Spending $5 a day on one gourmet coffee cup is an effortless thing to do when you are surrounded by people who also pay $5 a day on one gourmet coffee cup. But when you start spending time with people committed to financial freedom, so much so that they are willing to brew their own coffee at home, then making those changes and sticking with them becomes more manageable.
Look for people who have similar goals as you, and make those people part of your life. Maybe you have a sibling or relative who is also trying to reduce monthly expenditures and start planning for the future. Make those people part of your inner circle. They will provide accountability and help you get to where you want to go.
Again, making a budget and planning your financial future to escape the middle class, at its heart, is really about values and prioritizing the most critical things in your life. If being able to get out and spend time with friends is essential to you, make that part of your financial plan.

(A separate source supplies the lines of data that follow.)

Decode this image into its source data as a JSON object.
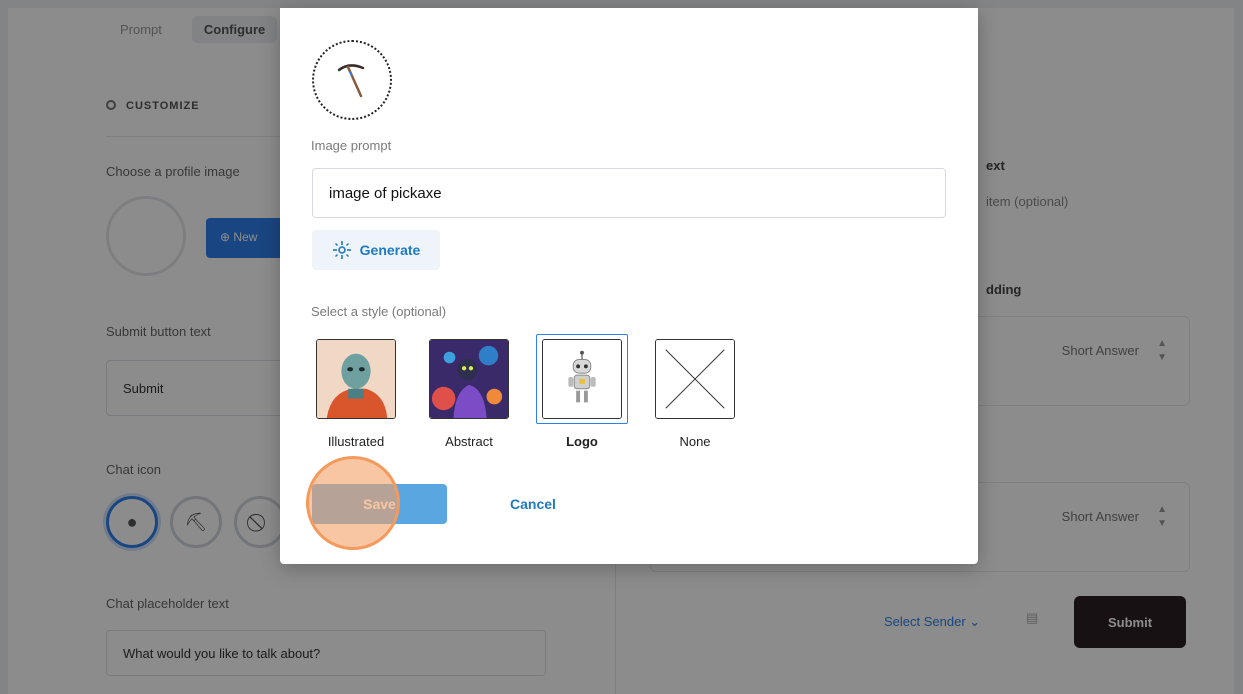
{
  "background": {
    "tabs": [
      "Prompt",
      "Configure"
    ],
    "section_title": "CUSTOMIZE",
    "profile_image_label": "Choose a profile image",
    "new_button_label": "New",
    "submit_text_label": "Submit button text",
    "submit_text_value": "Submit",
    "chat_icon_label": "Chat icon",
    "placeholder_label": "Chat placeholder text",
    "placeholder_value": "What would you like to talk about?",
    "right_heading": "ext",
    "right_sub": "item (optional)",
    "right_heading2": "dding",
    "short_answer_1": "Short Answer",
    "short_answer_2": "Short Answer",
    "select_sender": "Select Sender",
    "submit_button": "Submit"
  },
  "modal": {
    "prompt_label": "Image prompt",
    "prompt_value": "image of pickaxe",
    "generate_label": "Generate",
    "style_label": "Select a style (optional)",
    "styles": [
      {
        "label": "Illustrated"
      },
      {
        "label": "Abstract"
      },
      {
        "label": "Logo"
      },
      {
        "label": "None"
      }
    ],
    "selected_style": "Logo",
    "save_label": "Save",
    "cancel_label": "Cancel"
  },
  "colors": {
    "accent": "#1f7ac0",
    "save_button": "#5aa6e0",
    "click_highlight": "#f49a5c"
  }
}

Perhaps traveling and seeing the world is important, so plan a budget that allows you to continue doing so.
If you don’t care about being able to make regular visits to Disneyland, then don’t bother making those kinds of things part of your financial planning. Stick with what is important to you, and then you are more likely to stick with the program. When you have your own plan laid out, you can begin to build towards leaving the middle class.
In keeping with your values, give to charities and programs that bring you joy. Giving away part of your income is about more than being able to get a tax deduction at the end of the year; it is about using your money in a way that is particularly meaningful to you. That way, you can get more joy and fulfillment out of your financial plan.
Maybe there is a local charity that you believe in, like a nearby chapter of Big Brothers and Big Sisters of America. If you cannot commit to making regular financial gifts, look for other ways to give, such as becoming a mentor to one of the children in its program. Or maybe volunteer at your local food bank or senior center. Because remember, your finances are really about your values, so make sure that you keep the most critical things central.